Telling Children

Join discussion

Perhaps this is not the most helpful title because as we all know, there are children and children. Obviously age and educational level have a huge influence on how they think, imagine, construct the world, but so do less obvious variables like the emotional health of the home, relationships with siblings and non-family adults, exposure to experiences of all kinds and what one might call the mystique of death within which they have been raised. Given the complexities of these variables and the relationships between them, we will not attempt in these paragraphs to give you an “Everybody’s Guide to telling children…..” What may be more helpful is o highlight a few things you might find it helpful to think about before you broach the subject with children.

First and most obviously, what was the child’s real, lived relationship with the deceased? We emphasise “real, lived”, because there is a saccharin version of all such relationships that tends to be trotted out in the sentimentality of the moment. “Oh, he always loved his gran, didn’t you, Alfie?” Yes, except when she was clippng him round the ear for dropped aitches or snot-laden sniffs. His lived experience was of a robust, no-nonsense gran whom he liked and respected but for whom he kept a wary eye open. He won’t miss his ear-clips, but he will miss her humour and her earthy kindness that slipped him chocolate biscuits when his mum was not looking. We believe the nearer you can get to this gran as you tell him of her death, the easier you make it for him to grieve honestly - and healthily.

Secondly, we think it is important to put the deceased in as realistic a social context as you can. S/he did not live in isolation: s/he related to many members of the family and a range of people outside it. It is watching these relationships which largely formed the child’s construction of, to return to the image, his gran. He saw how she lit up when her son came into the room, and sensed that she was not especially fond of Auntie Brenda. Like us all, she had her likes, dislikes and even a few real hatreds.

And that meant, thirdly, that she presented different facets of herself depending on the company she was in, partly because that would determine how she spent the time. Perhaps she loved playing whist with the adults or Scrabble with the children. It is by tapping into these memories that we can encourage the child to re-create a gran whom he cen mourn without maudlin or sentimentality.

In terms of process, all this implies encouraging the child - of whatever age - to tell stories about the deceased. You can elicit stories easily from most children by asking them such questions as When did she make you laugh? What did you enjoy doing with her? Tell me the best story about her life she ever told you, When do you think she looked her best? What did she most enjoy doing? Such story-excavations can have a marked bearing on the child’s ability to mourn well. It need not be a solemn or sobering occasion (or set of occasions): rather the reverse; hopefully it will be enjoyable and life affirming.

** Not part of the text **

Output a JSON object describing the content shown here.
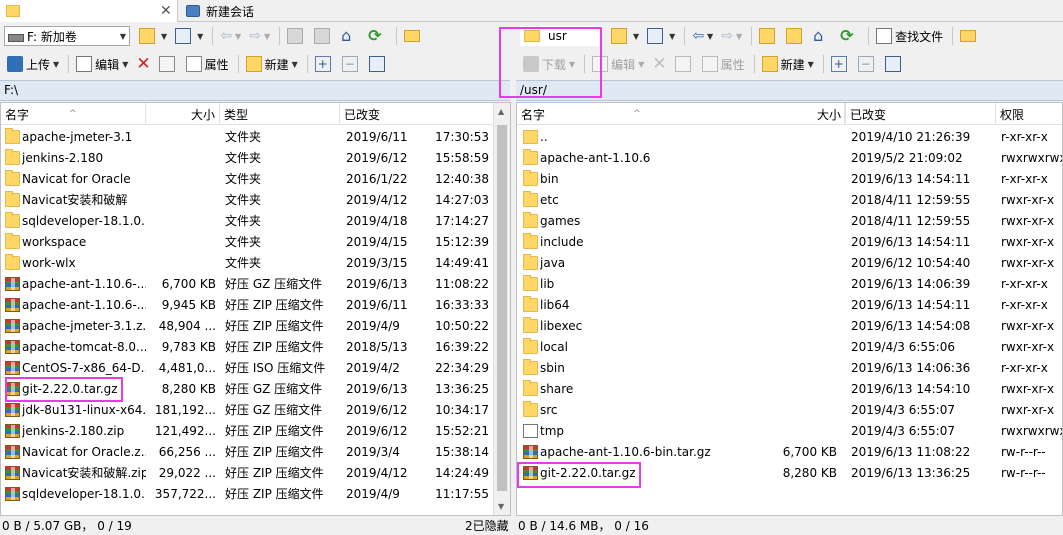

What if the child asks, as many do, quasi-religious questions, such as “Will I ever see her again?” “Where is she now?” “Will she see Grandpa again?”. You will, no doubt, have your own answers to such queries. All we would ask is that you answer them with your integrity. It probably is not helpful, at least for younger children, to hedge your bets: “Some people think this and others think that.” Better to tell them what you think: sooner or later they will think these things out for themselves and reach answers that have integrity for them.